Dataset rows for apps and sites
■ ■ ■ ■ ■

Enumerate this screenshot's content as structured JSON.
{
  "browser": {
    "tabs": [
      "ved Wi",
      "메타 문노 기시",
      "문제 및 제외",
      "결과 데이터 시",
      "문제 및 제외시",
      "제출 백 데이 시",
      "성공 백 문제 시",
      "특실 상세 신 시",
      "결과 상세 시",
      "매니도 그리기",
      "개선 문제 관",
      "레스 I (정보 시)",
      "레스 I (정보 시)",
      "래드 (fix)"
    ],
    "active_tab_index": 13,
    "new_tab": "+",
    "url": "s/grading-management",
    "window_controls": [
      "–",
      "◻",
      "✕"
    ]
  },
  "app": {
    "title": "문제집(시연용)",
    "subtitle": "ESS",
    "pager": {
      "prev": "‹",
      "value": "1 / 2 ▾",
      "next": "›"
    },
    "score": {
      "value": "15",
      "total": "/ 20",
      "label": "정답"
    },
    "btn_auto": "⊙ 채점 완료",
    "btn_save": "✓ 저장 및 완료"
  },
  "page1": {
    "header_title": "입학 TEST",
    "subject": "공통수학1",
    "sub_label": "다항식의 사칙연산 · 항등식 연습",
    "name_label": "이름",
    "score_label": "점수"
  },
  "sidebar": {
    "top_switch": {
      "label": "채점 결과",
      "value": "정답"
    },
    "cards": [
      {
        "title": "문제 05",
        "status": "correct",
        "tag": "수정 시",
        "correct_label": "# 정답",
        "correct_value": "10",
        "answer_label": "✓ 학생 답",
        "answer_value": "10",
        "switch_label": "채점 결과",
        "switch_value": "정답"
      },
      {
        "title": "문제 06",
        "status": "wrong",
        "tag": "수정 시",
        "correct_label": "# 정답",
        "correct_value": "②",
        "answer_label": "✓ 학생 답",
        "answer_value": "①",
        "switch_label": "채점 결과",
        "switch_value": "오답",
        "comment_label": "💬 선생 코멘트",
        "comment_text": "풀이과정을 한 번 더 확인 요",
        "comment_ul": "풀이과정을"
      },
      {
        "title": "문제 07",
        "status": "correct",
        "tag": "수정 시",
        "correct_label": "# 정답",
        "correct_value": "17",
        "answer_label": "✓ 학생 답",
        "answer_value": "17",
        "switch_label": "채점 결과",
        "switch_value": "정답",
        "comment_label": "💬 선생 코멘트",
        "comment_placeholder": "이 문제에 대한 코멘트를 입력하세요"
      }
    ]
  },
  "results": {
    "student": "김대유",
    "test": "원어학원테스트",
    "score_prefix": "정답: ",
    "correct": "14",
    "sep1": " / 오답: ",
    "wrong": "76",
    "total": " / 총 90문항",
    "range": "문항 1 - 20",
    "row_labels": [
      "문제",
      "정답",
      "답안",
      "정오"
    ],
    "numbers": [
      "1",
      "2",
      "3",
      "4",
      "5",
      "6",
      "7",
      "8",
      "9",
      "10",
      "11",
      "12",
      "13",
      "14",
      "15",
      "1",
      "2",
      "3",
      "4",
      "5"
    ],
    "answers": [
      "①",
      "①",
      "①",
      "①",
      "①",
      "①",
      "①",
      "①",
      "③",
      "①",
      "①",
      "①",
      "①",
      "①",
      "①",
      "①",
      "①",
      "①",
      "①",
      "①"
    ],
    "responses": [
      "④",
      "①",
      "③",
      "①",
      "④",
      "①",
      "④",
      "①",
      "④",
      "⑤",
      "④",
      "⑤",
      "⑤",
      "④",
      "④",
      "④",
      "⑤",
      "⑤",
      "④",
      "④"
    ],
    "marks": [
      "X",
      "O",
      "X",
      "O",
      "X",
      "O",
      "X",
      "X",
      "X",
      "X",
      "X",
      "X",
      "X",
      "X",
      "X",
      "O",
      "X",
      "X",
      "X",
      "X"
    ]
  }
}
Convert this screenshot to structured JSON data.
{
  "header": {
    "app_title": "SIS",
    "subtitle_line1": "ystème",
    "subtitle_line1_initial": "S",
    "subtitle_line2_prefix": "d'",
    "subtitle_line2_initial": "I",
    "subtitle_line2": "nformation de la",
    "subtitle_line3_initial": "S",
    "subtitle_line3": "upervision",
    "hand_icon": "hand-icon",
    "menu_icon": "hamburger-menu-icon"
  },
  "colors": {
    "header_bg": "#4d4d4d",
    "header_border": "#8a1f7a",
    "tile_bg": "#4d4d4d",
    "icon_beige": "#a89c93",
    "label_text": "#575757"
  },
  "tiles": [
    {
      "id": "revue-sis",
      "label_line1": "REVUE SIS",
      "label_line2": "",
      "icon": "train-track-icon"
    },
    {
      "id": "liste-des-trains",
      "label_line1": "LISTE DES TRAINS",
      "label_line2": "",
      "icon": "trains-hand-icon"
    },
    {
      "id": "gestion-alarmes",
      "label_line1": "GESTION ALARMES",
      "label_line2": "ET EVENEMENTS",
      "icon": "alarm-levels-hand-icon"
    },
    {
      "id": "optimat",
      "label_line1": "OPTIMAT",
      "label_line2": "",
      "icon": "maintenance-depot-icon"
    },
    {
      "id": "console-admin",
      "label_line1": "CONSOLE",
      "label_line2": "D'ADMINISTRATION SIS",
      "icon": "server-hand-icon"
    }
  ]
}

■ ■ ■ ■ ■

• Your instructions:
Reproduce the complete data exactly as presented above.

• Worked solution:
Enumerate this screenshot's content as structured JSON.
{
  "browser": {
    "tabs": [
      "ved Wi",
      "메타 문노 기시",
      "문제 및 제외",
      "결과 데이터 시",
      "문제 및 제외시",
      "제출 백 데이 시",
      "성공 백 문제 시",
      "특실 상세 신 시",
      "결과 상세 시",
      "매니도 그리기",
      "개선 문제 관",
      "레스 I (정보 시)",
      "레스 I (정보 시)",
      "래드 (fix)"
    ],
    "active_tab_index": 13,
    "new_tab": "+",
    "url": "s/grading-management",
    "window_controls": [
      "–",
      "◻",
      "✕"
    ]
  },
  "app": {
    "title": "문제집(시연용)",
    "subtitle": "ESS",
    "pager": {
      "prev": "‹",
      "value": "1 / 2 ▾",
      "next": "›"
    },
    "score": {
      "value": "15",
      "total": "/ 20",
      "label": "정답"
    },
    "btn_auto": "⊙ 채점 완료",
    "btn_save": "✓ 저장 및 완료"
  },
  "page1": {
    "header_title": "입학 TEST",
    "subject": "공통수학1",
    "sub_label": "다항식의 사칙연산 · 항등식 연습",
    "name_label": "이름",
    "score_label": "점수"
  },
  "sidebar": {
    "top_switch": {
      "label": "채점 결과",
      "value": "정답"
    },
    "cards": [
      {
        "title": "문제 05",
        "status": "correct",
        "tag": "수정 시",
        "correct_label": "# 정답",
        "correct_value": "10",
        "answer_label": "✓ 학생 답",
        "answer_value": "10",
        "switch_label": "채점 결과",
        "switch_value": "정답"
      },
      {
        "title": "문제 06",
        "status": "wrong",
        "tag": "수정 시",
        "correct_label": "# 정답",
        "correct_value": "②",
        "answer_label": "✓ 학생 답",
        "answer_value": "①",
        "switch_label": "채점 결과",
        "switch_value": "오답",
        "comment_label": "💬 선생 코멘트",
        "comment_text": "풀이과정을 한 번 더 확인 요",
        "comment_ul": "풀이과정을"
      },
      {
        "title": "문제 07",
        "status": "correct",
        "tag": "수정 시",
        "correct_label": "# 정답",
        "correct_value": "17",
        "answer_label": "✓ 학생 답",
        "answer_value": "17",
        "switch_label": "채점 결과",
        "switch_value": "정답",
        "comment_label": "💬 선생 코멘트",
        "comment_placeholder": "이 문제에 대한 코멘트를 입력하세요"
      }
    ]
  },
  "results": {
    "student": "김대유",
    "test": "원어학원테스트",
    "score_prefix": "정답: ",
    "correct": "14",
    "sep1": " / 오답: ",
    "wrong": "76",
    "total": " / 총 90문항",
    "range": "문항 1 - 20",
    "row_labels": [
      "문제",
      "정답",
      "답안",
      "정오"
    ],
    "numbers": [
      "1",
      "2",
      "3",
      "4",
      "5",
      "6",
      "7",
      "8",
      "9",
      "10",
      "11",
      "12",
      "13",
      "14",
      "15",
      "1",
      "2",
      "3",
      "4",
      "5"
    ],
    "answers": [
      "①",
      "①",
      "①",
      "①",
      "①",
      "①",
      "①",
      "①",
      "③",
      "①",
      "①",
      "①",
      "①",
      "①",
      "①",
      "①",
      "①",
      "①",
      "①",
      "①"
    ],
    "responses": [
      "④",
      "①",
      "③",
      "①",
      "④",
      "①",
      "④",
      "①",
      "④",
      "⑤",
      "④",
      "⑤",
      "⑤",
      "④",
      "④",
      "④",
      "⑤",
      "⑤",
      "④",
      "④"
    ],
    "marks": [
      "X",
      "O",
      "X",
      "O",
      "X",
      "O",
      "X",
      "X",
      "X",
      "X",
      "X",
      "X",
      "X",
      "X",
      "X",
      "O",
      "X",
      "X",
      "X",
      "X"
    ]
  }
}
Convert this screenshot to structured JSON data.
{
  "header": {
    "app_title": "SIS",
    "subtitle_line1": "ystème",
    "subtitle_line1_initial": "S",
    "subtitle_line2_prefix": "d'",
    "subtitle_line2_initial": "I",
    "subtitle_line2": "nformation de la",
    "subtitle_line3_initial": "S",
    "subtitle_line3": "upervision",
    "hand_icon": "hand-icon",
    "menu_icon": "hamburger-menu-icon"
  },
  "colors": {
    "header_bg": "#4d4d4d",
    "header_border": "#8a1f7a",
    "tile_bg": "#4d4d4d",
    "icon_beige": "#a89c93",
    "label_text": "#575757"
  },
  "tiles": [
    {
      "id": "revue-sis",
      "label_line1": "REVUE SIS",
      "label_line2": "",
      "icon": "train-track-icon"
    },
    {
      "id": "liste-des-trains",
      "label_line1": "LISTE DES TRAINS",
      "label_line2": "",
      "icon": "trains-hand-icon"
    },
    {
      "id": "gestion-alarmes",
      "label_line1": "GESTION ALARMES",
      "label_line2": "ET EVENEMENTS",
      "icon": "alarm-levels-hand-icon"
    },
    {
      "id": "optimat",
      "label_line1": "OPTIMAT",
      "label_line2": "",
      "icon": "maintenance-depot-icon"
    },
    {
      "id": "console-admin",
      "label_line1": "CONSOLE",
      "label_line2": "D'ADMINISTRATION SIS",
      "icon": "server-hand-icon"
    }
  ]
}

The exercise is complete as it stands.